The entry of blogging into the echo chamber was probably always going to happen. Some of it may be left at the feet of the papers and magazine who’ve muscled in on blogging. After all, they have their political allegiances. But the bigger part has been played by social media, particularly Twitter. When I started tweeting in 2009 it was to promote this here blog and have a bit of banter. Question Time and PMQs running commentary were definitely not things I had in mind. But over the last few years, the relationship between micro-blogging and blogging have found the terms reversed. I can’t help thinking that for large numbers blogging is an adjunct of tweeting. That is blog audience, while nice, is subordinated to the insatiable drive to accumulate more Twitter followers.

It has restructured how blogging works too. Leave a comment? Why not tweet the blogger instead? Twitter killed the comments box star. Twitter’s immediacy has made redundant certain little traditions too. When was the last time you tagged someone in a post? Who posts memes any more? They’re not really needed now. It’s a shame because “the old ways”, like themed blog carnivals (like the Carnival of Socialism) were excellent for hawking your wares round other blogs, introducing new writers and ensuring marginalised/ignored voices were given a wider airing.

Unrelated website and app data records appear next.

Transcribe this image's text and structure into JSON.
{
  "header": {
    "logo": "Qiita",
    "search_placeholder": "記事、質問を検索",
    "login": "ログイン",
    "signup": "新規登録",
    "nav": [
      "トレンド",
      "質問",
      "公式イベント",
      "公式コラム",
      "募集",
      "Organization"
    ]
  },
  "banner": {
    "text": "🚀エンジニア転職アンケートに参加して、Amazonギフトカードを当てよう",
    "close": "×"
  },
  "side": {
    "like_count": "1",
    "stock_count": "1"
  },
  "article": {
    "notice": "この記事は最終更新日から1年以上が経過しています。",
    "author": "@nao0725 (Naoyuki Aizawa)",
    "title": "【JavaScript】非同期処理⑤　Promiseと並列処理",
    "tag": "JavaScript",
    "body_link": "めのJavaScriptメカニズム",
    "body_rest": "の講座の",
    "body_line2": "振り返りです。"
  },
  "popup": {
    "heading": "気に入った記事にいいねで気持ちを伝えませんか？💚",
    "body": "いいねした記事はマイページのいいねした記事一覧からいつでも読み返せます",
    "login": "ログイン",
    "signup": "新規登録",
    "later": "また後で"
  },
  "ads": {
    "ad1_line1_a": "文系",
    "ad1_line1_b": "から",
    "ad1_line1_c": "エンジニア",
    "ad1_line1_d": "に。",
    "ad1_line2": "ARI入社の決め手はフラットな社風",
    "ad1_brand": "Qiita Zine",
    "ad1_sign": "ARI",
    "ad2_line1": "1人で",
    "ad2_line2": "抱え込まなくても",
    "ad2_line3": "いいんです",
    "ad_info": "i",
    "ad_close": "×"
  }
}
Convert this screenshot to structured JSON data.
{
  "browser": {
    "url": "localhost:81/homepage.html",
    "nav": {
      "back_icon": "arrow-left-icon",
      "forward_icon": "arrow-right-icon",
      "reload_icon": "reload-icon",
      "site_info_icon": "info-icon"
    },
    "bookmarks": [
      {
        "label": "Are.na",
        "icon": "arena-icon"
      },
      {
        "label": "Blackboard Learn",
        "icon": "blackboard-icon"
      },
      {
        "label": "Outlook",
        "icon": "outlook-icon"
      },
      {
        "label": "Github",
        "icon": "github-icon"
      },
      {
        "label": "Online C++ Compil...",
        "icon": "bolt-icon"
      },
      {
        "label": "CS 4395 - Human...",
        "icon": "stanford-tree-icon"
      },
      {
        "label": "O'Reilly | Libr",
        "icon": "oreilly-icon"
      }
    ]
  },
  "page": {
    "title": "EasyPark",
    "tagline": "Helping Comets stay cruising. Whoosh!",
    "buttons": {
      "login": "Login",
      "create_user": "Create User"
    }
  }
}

http://averypublicsociologist.blogspot.co.uk/2013/10/the-state-bloggings-in.html